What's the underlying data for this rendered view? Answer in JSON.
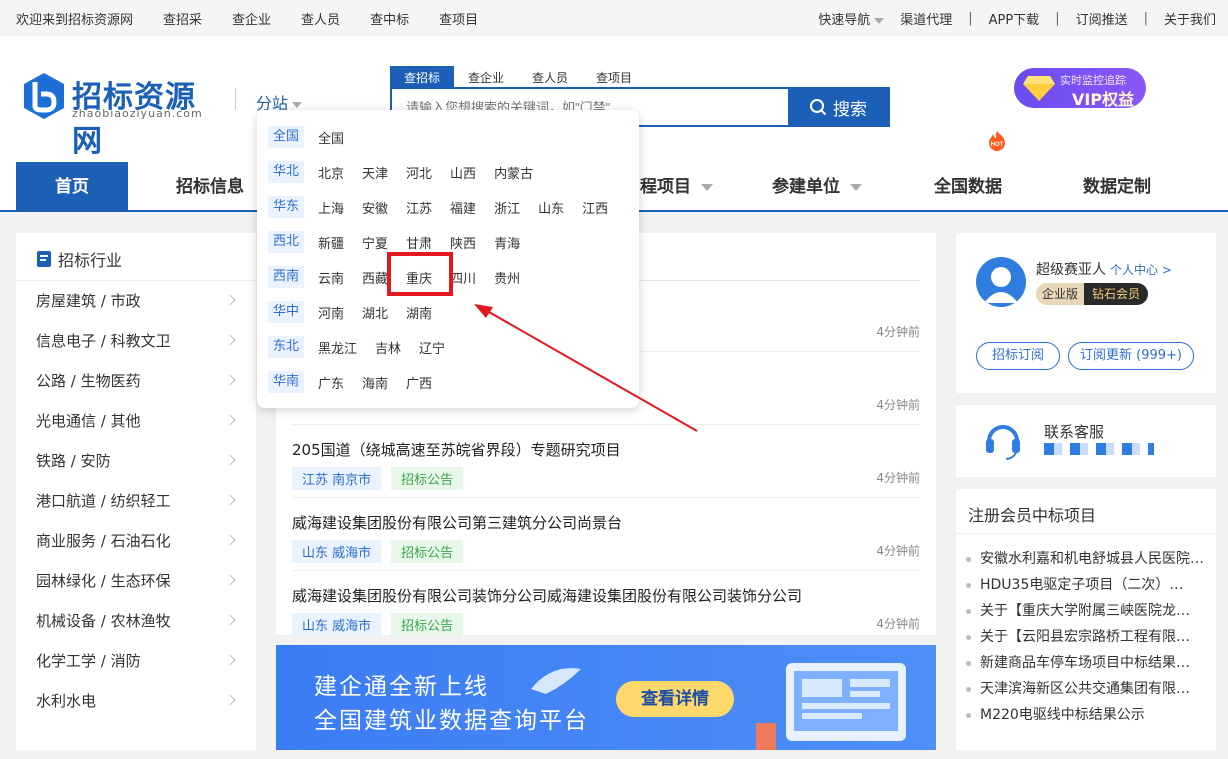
{
  "topbar": {
    "left": [
      "欢迎来到招标资源网",
      "查招采",
      "查企业",
      "查人员",
      "查中标",
      "查项目"
    ],
    "quick_nav": "快速导航",
    "right": [
      "渠道代理",
      "APP下载",
      "订阅推送",
      "关于我们"
    ],
    "sep": "|"
  },
  "header": {
    "logo_text": "招标资源网",
    "logo_sub": "zhaobiaoziyuan.com",
    "branch": "分站",
    "search_tabs": [
      "查招标",
      "查企业",
      "查人员",
      "查项目"
    ],
    "search_placeholder": "请输入您想搜索的关键词，如\"门禁\"",
    "search_button": "搜索",
    "vip_small": "实时监控追踪",
    "vip_big": "VIP权益"
  },
  "nav": {
    "home": "首页",
    "bid_info": "招标信息",
    "project": "程项目",
    "builders": "参建单位",
    "national_data": "全国数据",
    "hot": "HOT",
    "custom": "数据定制"
  },
  "sidebar": {
    "title": "招标行业",
    "items": [
      "房屋建筑 / 市政",
      "信息电子 / 科教文卫",
      "公路 / 生物医药",
      "光电通信 / 其他",
      "铁路 / 安防",
      "港口航道 / 纺织轻工",
      "商业服务 / 石油石化",
      "园林绿化 / 生态环保",
      "机械设备 / 农林渔牧",
      "化学工学 / 消防",
      "水利水电"
    ]
  },
  "dropdown": {
    "rows": [
      {
        "region": "全国",
        "cities": [
          "全国"
        ]
      },
      {
        "region": "华北",
        "cities": [
          "北京",
          "天津",
          "河北",
          "山西",
          "内蒙古"
        ]
      },
      {
        "region": "华东",
        "cities": [
          "上海",
          "安徽",
          "江苏",
          "福建",
          "浙江",
          "山东",
          "江西"
        ]
      },
      {
        "region": "西北",
        "cities": [
          "新疆",
          "宁夏",
          "甘肃",
          "陕西",
          "青海"
        ]
      },
      {
        "region": "西南",
        "cities": [
          "云南",
          "西藏",
          "重庆",
          "四川",
          "贵州"
        ]
      },
      {
        "region": "华中",
        "cities": [
          "河南",
          "湖北",
          "湖南"
        ]
      },
      {
        "region": "东北",
        "cities": [
          "黑龙江",
          "吉林",
          "辽宁"
        ]
      },
      {
        "region": "华南",
        "cities": [
          "广东",
          "海南",
          "广西"
        ]
      }
    ]
  },
  "listing": {
    "times": [
      "4分钟前",
      "4分钟前"
    ],
    "items": [
      {
        "title": "205国道（绕城高速至苏皖省界段）专题研究项目",
        "loc": "江苏 南京市",
        "kind": "招标公告",
        "time": "4分钟前"
      },
      {
        "title": "威海建设集团股份有限公司第三建筑分公司尚景台",
        "loc": "山东 威海市",
        "kind": "招标公告",
        "time": "4分钟前"
      },
      {
        "title": "威海建设集团股份有限公司装饰分公司威海建设集团股份有限公司装饰分公司",
        "loc": "山东 威海市",
        "kind": "招标公告",
        "time": "4分钟前"
      }
    ]
  },
  "banner": {
    "line1": "建企通全新上线",
    "line2": "全国建筑业数据查询平台",
    "button": "查看详情"
  },
  "user": {
    "name": "超级赛亚人",
    "center": "个人中心 >",
    "edition": "企业版",
    "level": "钻石会员",
    "btn1": "招标订阅",
    "btn2": "订阅更新 (999+)"
  },
  "cs": {
    "title": "联系客服"
  },
  "registered": {
    "title": "注册会员中标项目",
    "items": [
      "安徽水利嘉和机电舒城县人民医院…",
      "HDU35电驱定子项目（二次）…",
      "关于【重庆大学附属三峡医院龙…",
      "关于【云阳县宏宗路桥工程有限…",
      "新建商品车停车场项目中标结果…",
      "天津滨海新区公共交通集团有限…",
      "M220电驱线中标结果公示"
    ]
  },
  "colors": {
    "brand": "#1b5fb6",
    "highlight": "#e4161e"
  }
}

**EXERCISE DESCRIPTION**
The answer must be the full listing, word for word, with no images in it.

**WRITTEN RESPONSE**
What's the underlying data for this rendered view? Answer in JSON.
{
  "topbar": {
    "left": [
      "欢迎来到招标资源网",
      "查招采",
      "查企业",
      "查人员",
      "查中标",
      "查项目"
    ],
    "quick_nav": "快速导航",
    "right": [
      "渠道代理",
      "APP下载",
      "订阅推送",
      "关于我们"
    ],
    "sep": "|"
  },
  "header": {
    "logo_text": "招标资源网",
    "logo_sub": "zhaobiaoziyuan.com",
    "branch": "分站",
    "search_tabs": [
      "查招标",
      "查企业",
      "查人员",
      "查项目"
    ],
    "search_placeholder": "请输入您想搜索的关键词，如\"门禁\"",
    "search_button": "搜索",
    "vip_small": "实时监控追踪",
    "vip_big": "VIP权益"
  },
  "nav": {
    "home": "首页",
    "bid_info": "招标信息",
    "project": "程项目",
    "builders": "参建单位",
    "national_data": "全国数据",
    "hot": "HOT",
    "custom": "数据定制"
  },
  "sidebar": {
    "title": "招标行业",
    "items": [
      "房屋建筑 / 市政",
      "信息电子 / 科教文卫",
      "公路 / 生物医药",
      "光电通信 / 其他",
      "铁路 / 安防",
      "港口航道 / 纺织轻工",
      "商业服务 / 石油石化",
      "园林绿化 / 生态环保",
      "机械设备 / 农林渔牧",
      "化学工学 / 消防",
      "水利水电"
    ]
  },
  "dropdown": {
    "rows": [
      {
        "region": "全国",
        "cities": [
          "全国"
        ]
      },
      {
        "region": "华北",
        "cities": [
          "北京",
          "天津",
          "河北",
          "山西",
          "内蒙古"
        ]
      },
      {
        "region": "华东",
        "cities": [
          "上海",
          "安徽",
          "江苏",
          "福建",
          "浙江",
          "山东",
          "江西"
        ]
      },
      {
        "region": "西北",
        "cities": [
          "新疆",
          "宁夏",
          "甘肃",
          "陕西",
          "青海"
        ]
      },
      {
        "region": "西南",
        "cities": [
          "云南",
          "西藏",
          "重庆",
          "四川",
          "贵州"
        ]
      },
      {
        "region": "华中",
        "cities": [
          "河南",
          "湖北",
          "湖南"
        ]
      },
      {
        "region": "东北",
        "cities": [
          "黑龙江",
          "吉林",
          "辽宁"
        ]
      },
      {
        "region": "华南",
        "cities": [
          "广东",
          "海南",
          "广西"
        ]
      }
    ]
  },
  "listing": {
    "times": [
      "4分钟前",
      "4分钟前"
    ],
    "items": [
      {
        "title": "205国道（绕城高速至苏皖省界段）专题研究项目",
        "loc": "江苏 南京市",
        "kind": "招标公告",
        "time": "4分钟前"
      },
      {
        "title": "威海建设集团股份有限公司第三建筑分公司尚景台",
        "loc": "山东 威海市",
        "kind": "招标公告",
        "time": "4分钟前"
      },
      {
        "title": "威海建设集团股份有限公司装饰分公司威海建设集团股份有限公司装饰分公司",
        "loc": "山东 威海市",
        "kind": "招标公告",
        "time": "4分钟前"
      }
    ]
  },
  "banner": {
    "line1": "建企通全新上线",
    "line2": "全国建筑业数据查询平台",
    "button": "查看详情"
  },
  "user": {
    "name": "超级赛亚人",
    "center": "个人中心 >",
    "edition": "企业版",
    "level": "钻石会员",
    "btn1": "招标订阅",
    "btn2": "订阅更新 (999+)"
  },
  "cs": {
    "title": "联系客服"
  },
  "registered": {
    "title": "注册会员中标项目",
    "items": [
      "安徽水利嘉和机电舒城县人民医院…",
      "HDU35电驱定子项目（二次）…",
      "关于【重庆大学附属三峡医院龙…",
      "关于【云阳县宏宗路桥工程有限…",
      "新建商品车停车场项目中标结果…",
      "天津滨海新区公共交通集团有限…",
      "M220电驱线中标结果公示"
    ]
  },
  "colors": {
    "brand": "#1b5fb6",
    "highlight": "#e4161e"
  }
}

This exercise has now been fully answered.